Of course, you are hardly ever alone when skiing, unless you go off-piste (which she didn’t, lacking the skill and confidence); for longer or shorter moments in time, you usually slide along someone with the same speed and skill; you overtake a slower beginner V-plowing large zigzags from one side of the slope to the other, or are overtaken by the advanced arrows that swoosh past you, heading for the bottom almost vertically, no zigzag needed. What she liked best were those moments when it looked like she was alone: when the snow was coming down so hard and/ or the wind was swirling everything up so thoroughly that the white became all encompassing, the earth and sky indistinguishable. Then, she would pull down her beanie, up her neck warmer, wrap her face cover closer, tighten her goggles and slide inside the exhilarating bubble of low visibility, cold, and adrenaline.

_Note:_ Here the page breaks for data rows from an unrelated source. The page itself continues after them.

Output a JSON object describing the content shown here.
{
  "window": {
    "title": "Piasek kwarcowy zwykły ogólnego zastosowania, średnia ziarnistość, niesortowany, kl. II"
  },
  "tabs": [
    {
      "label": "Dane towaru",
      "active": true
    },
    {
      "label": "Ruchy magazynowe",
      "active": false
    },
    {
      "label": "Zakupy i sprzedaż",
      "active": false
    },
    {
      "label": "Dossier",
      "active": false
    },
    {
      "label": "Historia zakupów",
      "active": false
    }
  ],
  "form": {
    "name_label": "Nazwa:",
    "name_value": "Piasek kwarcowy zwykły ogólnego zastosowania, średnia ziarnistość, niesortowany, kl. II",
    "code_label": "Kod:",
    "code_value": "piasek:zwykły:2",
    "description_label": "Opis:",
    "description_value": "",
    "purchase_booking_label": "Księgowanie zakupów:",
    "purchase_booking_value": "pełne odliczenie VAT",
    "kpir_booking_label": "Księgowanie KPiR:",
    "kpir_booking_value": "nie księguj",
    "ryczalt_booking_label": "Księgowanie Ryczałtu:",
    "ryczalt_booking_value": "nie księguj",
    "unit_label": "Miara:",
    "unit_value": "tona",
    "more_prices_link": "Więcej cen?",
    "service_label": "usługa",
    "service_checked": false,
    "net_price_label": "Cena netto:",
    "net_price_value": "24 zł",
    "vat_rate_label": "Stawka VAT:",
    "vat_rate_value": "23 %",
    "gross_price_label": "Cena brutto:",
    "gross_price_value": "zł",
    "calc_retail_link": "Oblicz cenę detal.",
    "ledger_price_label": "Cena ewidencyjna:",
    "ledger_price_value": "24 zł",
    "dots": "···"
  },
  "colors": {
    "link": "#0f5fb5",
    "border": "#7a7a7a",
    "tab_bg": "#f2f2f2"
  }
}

One day the snow was so dense and the wind so thick that on Ue-no-Taira (which literally means “the upper plateau”) skiing was more like swimming inside a white-gray cotton ball. Equally quiet, too. There was something liberating in not knowing exactly where she was going, or how steep the slope might be. She’d notice a bump after she’d already jumped over it; when the inclination was not sufficient, the wind would push her — perhaps not always in the desired direction, but still. On the wide plateau, the silence was tense, heavy with some of the fear that she — and maybe others, too — felt while making their invisible way down. Just a little further, though, a narrower slope would start to wind lazily through the fir-trees, to the bottom of the mountain. Not a lot of people took the forest course, because it was long and slow. This meant that she would get the slope all to herself, if she was lucky. Here, the snow was soft, as was the silence; it was all fluff, but also felt thick as cream. She stopped and listened; then tried to pop her ears, thinking the quick descent had messed with her hearing. No pop; just real, actual, creamy silence. She was just about to break it with an excited (and most likely awkward) little cry, when the avalanche gave its first roar a few hundred meters above — triggered, perhaps, by someone else’s excitement, that fatal human inability to contain oneself before of the silence of nature.

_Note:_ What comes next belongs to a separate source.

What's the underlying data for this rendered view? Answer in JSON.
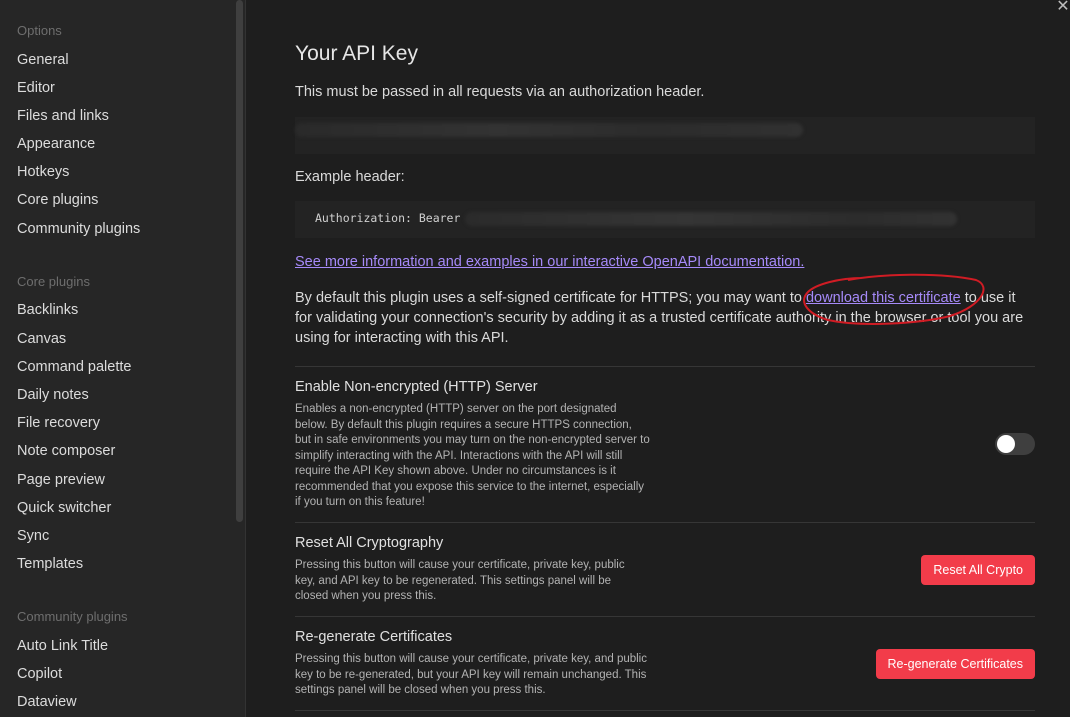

“Like the gods, nature too does not speak; as it has no language, no such thing as a face to face discussion is possible, but, even if nature stays silent, humans would [feel the need to] interact with it within this silence.”
Imamura Hitoshi, Homo Communicans: the Anthropology of Gift and Trade 2000 (my translation: IH/ Lightly Literary).